Afterster edited this page May 26, 2014 · 4 revisions

HttpQ Localplay

HttpQ is a protocol for remote controlling a music player over a network. You can use this if you, say, have a server which is plugged into your stereo. If you use a music player that supports HttpQ (e.g. Winamp or foobar2000) you can control the music player remotely from another machine, e.g. your laptop. You should have Ampache installed on the server machine and your music player. Then you log on and use Localplay to control the server. BrowseAmp is another example of this.

Getting HttpQ

The standard version of HttpQ does not work with Ampache.
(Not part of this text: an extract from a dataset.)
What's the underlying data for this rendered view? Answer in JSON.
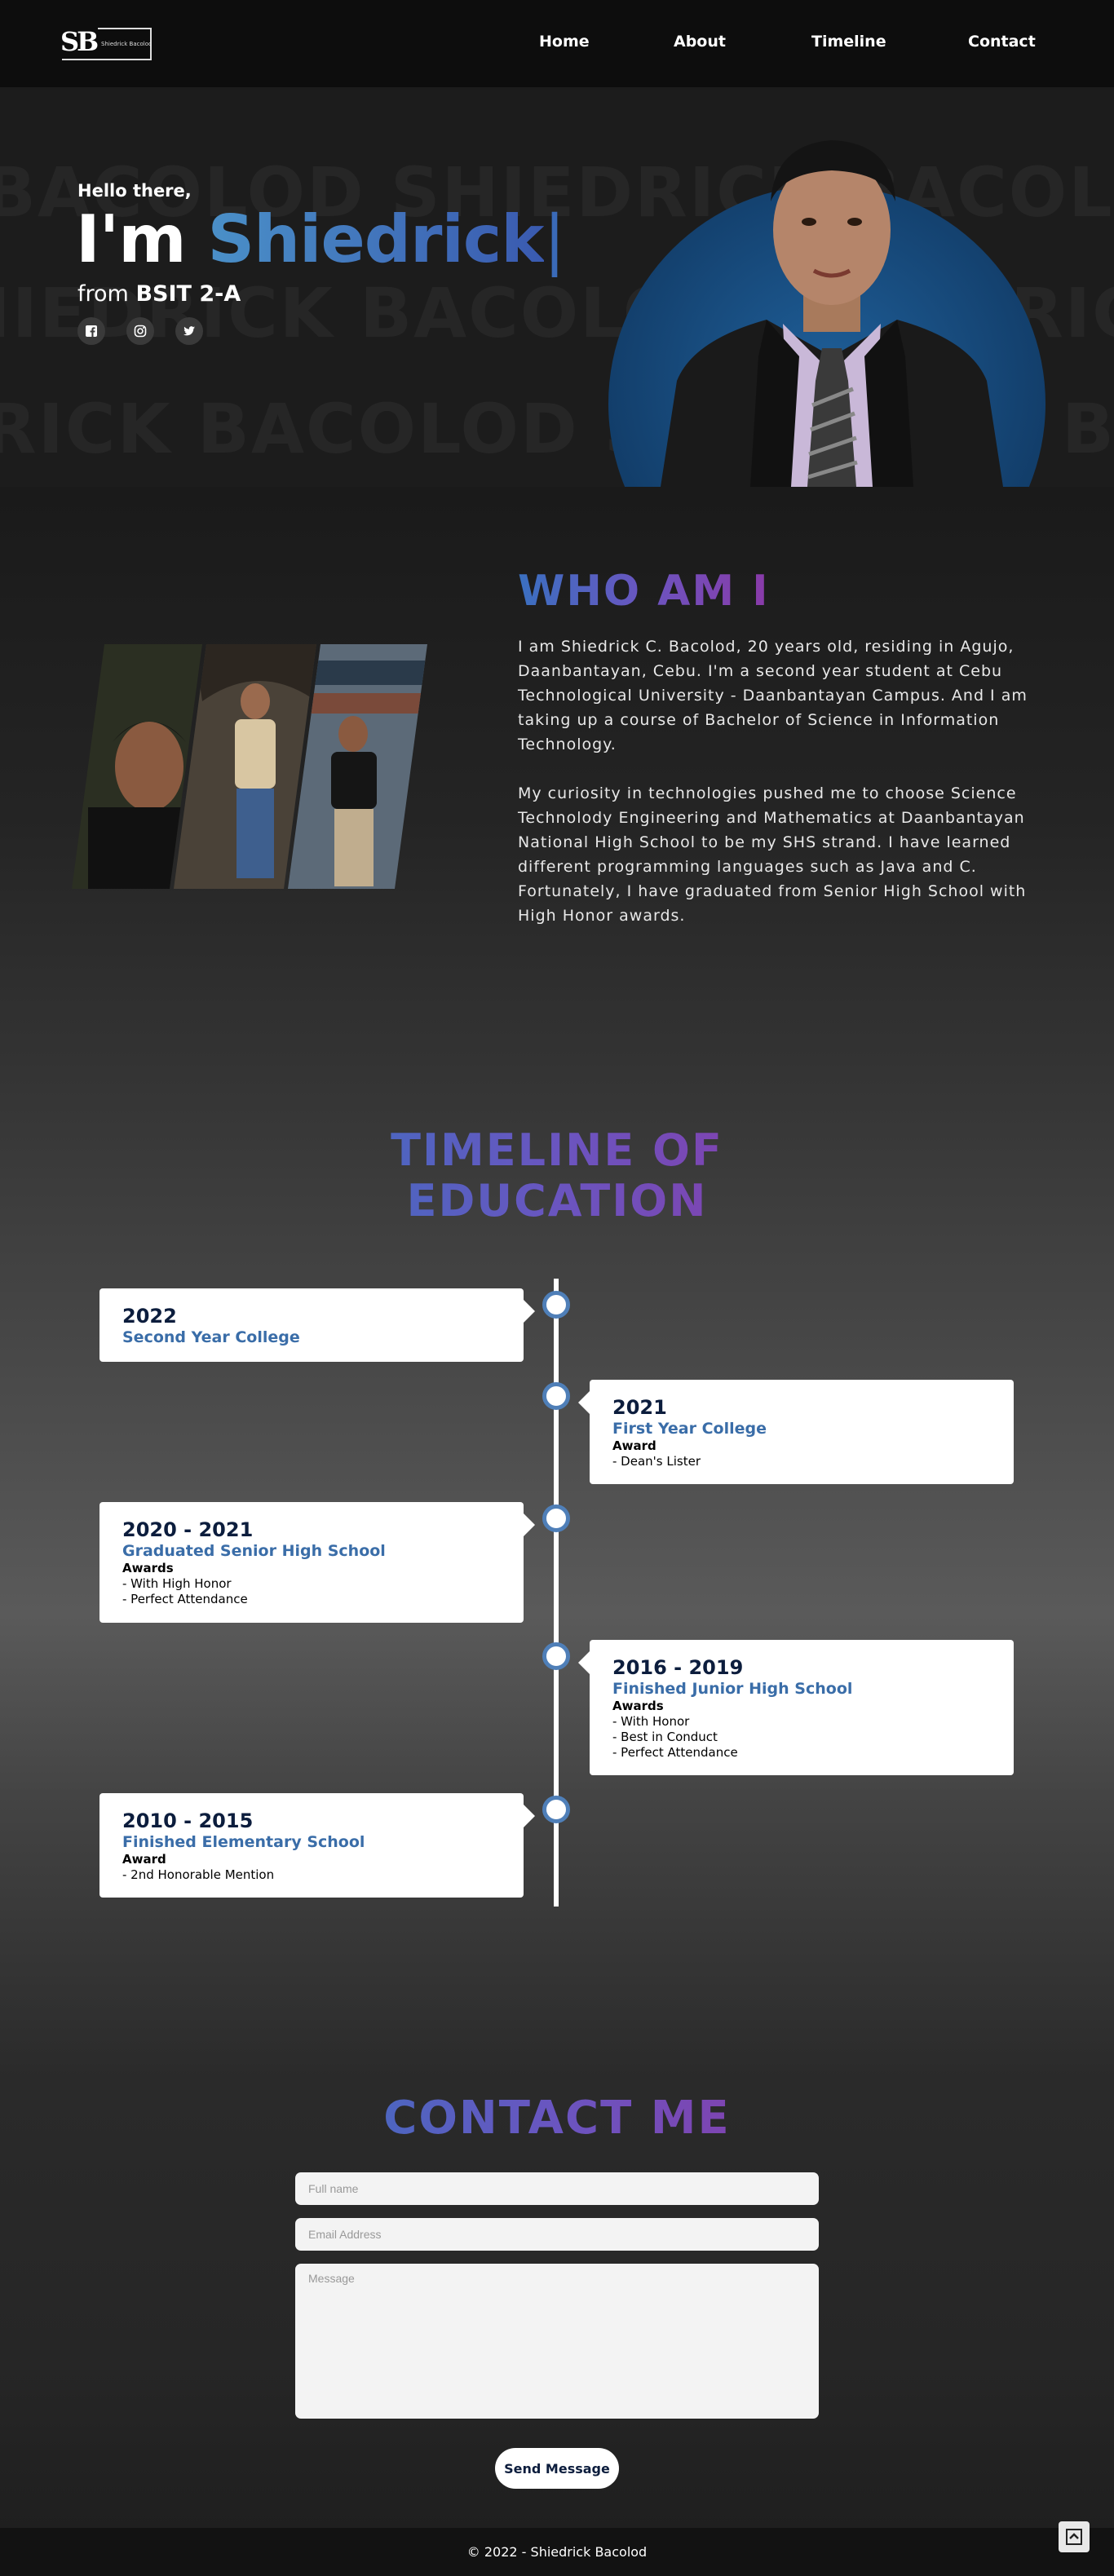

As there haven't been any updates from the upstream the Ampache developers have made the unnecessary modifications and maintain their own copy of HttpQ. You may download the version which works with Ampache below.
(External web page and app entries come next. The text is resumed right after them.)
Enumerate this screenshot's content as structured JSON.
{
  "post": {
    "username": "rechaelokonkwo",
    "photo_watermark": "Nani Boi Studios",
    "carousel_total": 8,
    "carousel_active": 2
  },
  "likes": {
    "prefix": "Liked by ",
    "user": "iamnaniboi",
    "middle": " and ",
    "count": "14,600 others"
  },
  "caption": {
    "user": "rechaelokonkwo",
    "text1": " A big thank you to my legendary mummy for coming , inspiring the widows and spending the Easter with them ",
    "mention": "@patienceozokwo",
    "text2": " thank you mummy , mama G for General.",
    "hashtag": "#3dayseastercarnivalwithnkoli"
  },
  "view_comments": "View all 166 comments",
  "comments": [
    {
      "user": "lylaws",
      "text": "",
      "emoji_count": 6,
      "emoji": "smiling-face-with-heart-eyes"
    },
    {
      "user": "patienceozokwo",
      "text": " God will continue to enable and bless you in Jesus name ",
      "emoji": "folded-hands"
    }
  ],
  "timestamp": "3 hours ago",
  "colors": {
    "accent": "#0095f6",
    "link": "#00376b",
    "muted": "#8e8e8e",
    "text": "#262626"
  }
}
Installing and Configuring HttpQ

HttpQ is a standard WinAmp plugin, simply extract the above zip file and then put the .dll file in your winamp plugins directory and start winamp. To configure the plugin open up your winamp preferences and look under Plug-ins then General Purpose You should see something to the effect of Winamp httpQ plugin Ampache Edition v3.1. Select it and click configure. A dialog box should pop up, the important settings are the password, IP Address and Port. These must be exactly matched when creating the localplay instance in Ampache.
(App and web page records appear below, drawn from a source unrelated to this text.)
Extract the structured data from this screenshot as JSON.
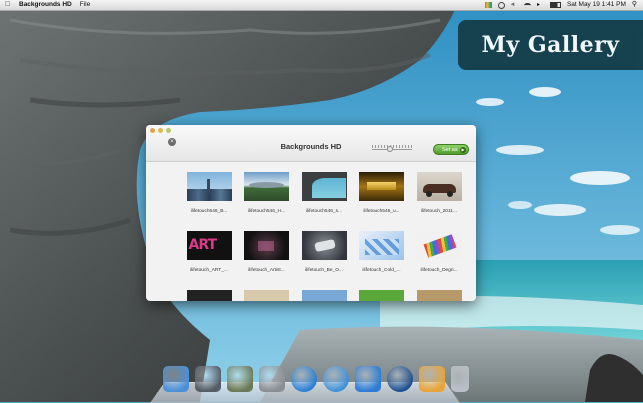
{
  "menubar": {
    "app_name": "Backgrounds HD",
    "menu_file": "File",
    "clock": "Sat May 19  1:41 PM"
  },
  "banner": {
    "text": "My Gallery"
  },
  "window": {
    "title": "Backgrounds HD",
    "set_button_label": "Set as",
    "size_slider_value": 0.45,
    "items": [
      {
        "caption": "ilifetouch546_B...",
        "kind": "city"
      },
      {
        "caption": "ilifetouch546_H...",
        "kind": "landscape"
      },
      {
        "caption": "ilifetouch546_s...",
        "kind": "cave"
      },
      {
        "caption": "ilifetouch546_u...",
        "kind": "gold"
      },
      {
        "caption": "ilifetouch_2011...",
        "kind": "car"
      },
      {
        "caption": "ilifetouch_ART_...",
        "kind": "art"
      },
      {
        "caption": "ilifetouch_Artist...",
        "kind": "dark"
      },
      {
        "caption": "ilifetouch_Be_O...",
        "kind": "apple"
      },
      {
        "caption": "ilifetouch_Cold_...",
        "kind": "cubes"
      },
      {
        "caption": "ilifetouch_Degri...",
        "kind": "pencils"
      },
      {
        "caption": "",
        "kind": "partial-dark"
      },
      {
        "caption": "",
        "kind": "partial-beige"
      },
      {
        "caption": "",
        "kind": "partial-blue"
      },
      {
        "caption": "",
        "kind": "partial-green"
      },
      {
        "caption": "",
        "kind": "partial-tan"
      }
    ]
  },
  "dock": {
    "items": [
      {
        "name": "finder-icon",
        "color": "#4a90d9"
      },
      {
        "name": "launchpad-icon",
        "color": "#555c66"
      },
      {
        "name": "mission-control-icon",
        "color": "#6b7a56"
      },
      {
        "name": "system-preferences-icon",
        "color": "#8a8f95"
      },
      {
        "name": "itunes-icon",
        "color": "#2a7fd4"
      },
      {
        "name": "safari-icon",
        "color": "#3f8fd9"
      },
      {
        "name": "app-store-icon",
        "color": "#2e7cd6"
      },
      {
        "name": "quicktime-icon",
        "color": "#1d4f8f"
      },
      {
        "name": "backgrounds-hd-icon",
        "color": "#e6a43a"
      },
      {
        "name": "trash-icon",
        "color": "#b9bfc6"
      }
    ]
  }
}
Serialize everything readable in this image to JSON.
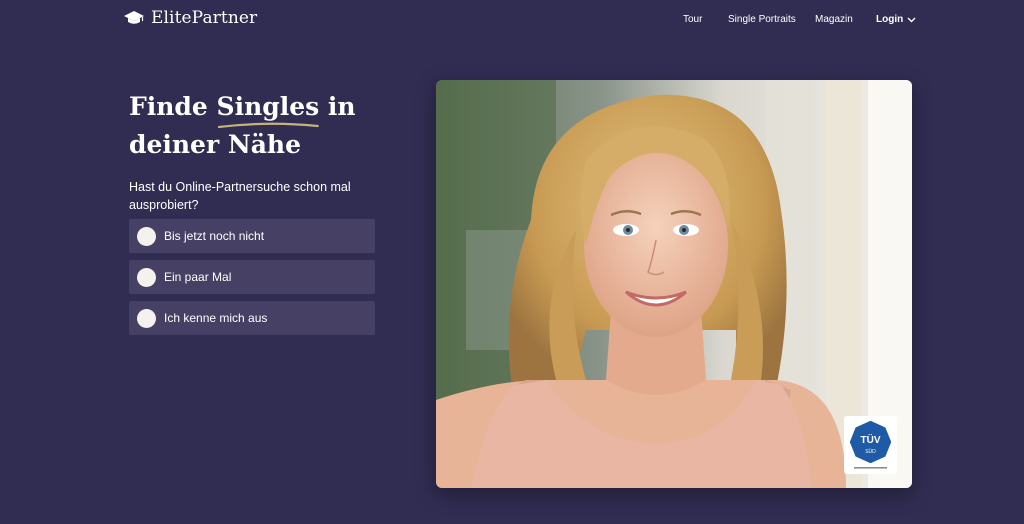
{
  "header": {
    "brand": "ElitePartner",
    "nav": {
      "tour": "Tour",
      "portraits": "Single Portraits",
      "magazin": "Magazin",
      "login": "Login"
    }
  },
  "hero": {
    "headline_pre": "Finde ",
    "headline_highlight": "Singles",
    "headline_post": " in deiner Nähe",
    "question": "Hast du Online-Partnersuche schon mal ausprobiert?",
    "options": [
      {
        "label": "Bis jetzt noch nicht"
      },
      {
        "label": "Ein paar Mal"
      },
      {
        "label": "Ich kenne mich aus"
      }
    ]
  },
  "badge": {
    "title": "TÜV",
    "sub": "SÜD"
  },
  "colors": {
    "background": "#312c52",
    "option_bg": "#464064",
    "accent_underline": "#c7b27a",
    "radio": "#f4f1ee"
  },
  "icons": {
    "logo": "graduation-cap-icon",
    "login_caret": "chevron-down-icon"
  }
}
Testing HttpQ

By default all modern versions of Windows do not accept incoming connections on non-standard ports. You will need to add an exception or turn off your firewall for Ampache to be able to communicate with your instance of HttpQ if Ampache is on a different machine. If you would like to test the HttpQ connection before adding it to Ampache run the following from a command line windows on the box running Ampache.


If you get a connection refused or other error then HttpQ is either not running or is being blocked.